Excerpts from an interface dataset
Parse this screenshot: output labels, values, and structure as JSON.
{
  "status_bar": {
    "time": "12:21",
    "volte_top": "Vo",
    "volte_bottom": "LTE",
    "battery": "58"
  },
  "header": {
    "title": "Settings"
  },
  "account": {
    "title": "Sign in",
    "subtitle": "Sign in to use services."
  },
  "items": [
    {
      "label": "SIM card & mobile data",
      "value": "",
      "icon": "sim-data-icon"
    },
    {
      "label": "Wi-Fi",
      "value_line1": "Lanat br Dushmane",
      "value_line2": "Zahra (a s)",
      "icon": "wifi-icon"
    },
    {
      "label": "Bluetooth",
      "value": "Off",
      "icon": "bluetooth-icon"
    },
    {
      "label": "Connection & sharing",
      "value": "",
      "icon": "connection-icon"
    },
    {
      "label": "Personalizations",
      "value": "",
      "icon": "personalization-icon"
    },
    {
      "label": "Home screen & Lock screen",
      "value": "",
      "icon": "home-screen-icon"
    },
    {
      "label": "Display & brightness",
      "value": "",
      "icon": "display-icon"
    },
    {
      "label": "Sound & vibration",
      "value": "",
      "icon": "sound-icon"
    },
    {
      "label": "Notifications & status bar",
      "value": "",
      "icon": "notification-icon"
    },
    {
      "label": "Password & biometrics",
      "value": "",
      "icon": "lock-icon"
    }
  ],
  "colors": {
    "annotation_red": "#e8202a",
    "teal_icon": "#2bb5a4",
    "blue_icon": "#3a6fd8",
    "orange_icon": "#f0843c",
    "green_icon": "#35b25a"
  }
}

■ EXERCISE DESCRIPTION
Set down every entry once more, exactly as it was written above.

■ ANSWER SECTION
Parse this screenshot: output labels, values, and structure as JSON.
{
  "status_bar": {
    "time": "12:21",
    "volte_top": "Vo",
    "volte_bottom": "LTE",
    "battery": "58"
  },
  "header": {
    "title": "Settings"
  },
  "account": {
    "title": "Sign in",
    "subtitle": "Sign in to use services."
  },
  "items": [
    {
      "label": "SIM card & mobile data",
      "value": "",
      "icon": "sim-data-icon"
    },
    {
      "label": "Wi-Fi",
      "value_line1": "Lanat br Dushmane",
      "value_line2": "Zahra (a s)",
      "icon": "wifi-icon"
    },
    {
      "label": "Bluetooth",
      "value": "Off",
      "icon": "bluetooth-icon"
    },
    {
      "label": "Connection & sharing",
      "value": "",
      "icon": "connection-icon"
    },
    {
      "label": "Personalizations",
      "value": "",
      "icon": "personalization-icon"
    },
    {
      "label": "Home screen & Lock screen",
      "value": "",
      "icon": "home-screen-icon"
    },
    {
      "label": "Display & brightness",
      "value": "",
      "icon": "display-icon"
    },
    {
      "label": "Sound & vibration",
      "value": "",
      "icon": "sound-icon"
    },
    {
      "label": "Notifications & status bar",
      "value": "",
      "icon": "notification-icon"
    },
    {
      "label": "Password & biometrics",
      "value": "",
      "icon": "lock-icon"
    }
  ],
  "colors": {
    "annotation_red": "#e8202a",
    "teal_icon": "#2bb5a4",
    "blue_icon": "#3a6fd8",
    "orange_icon": "#f0843c",
    "green_icon": "#35b25a"
  }
}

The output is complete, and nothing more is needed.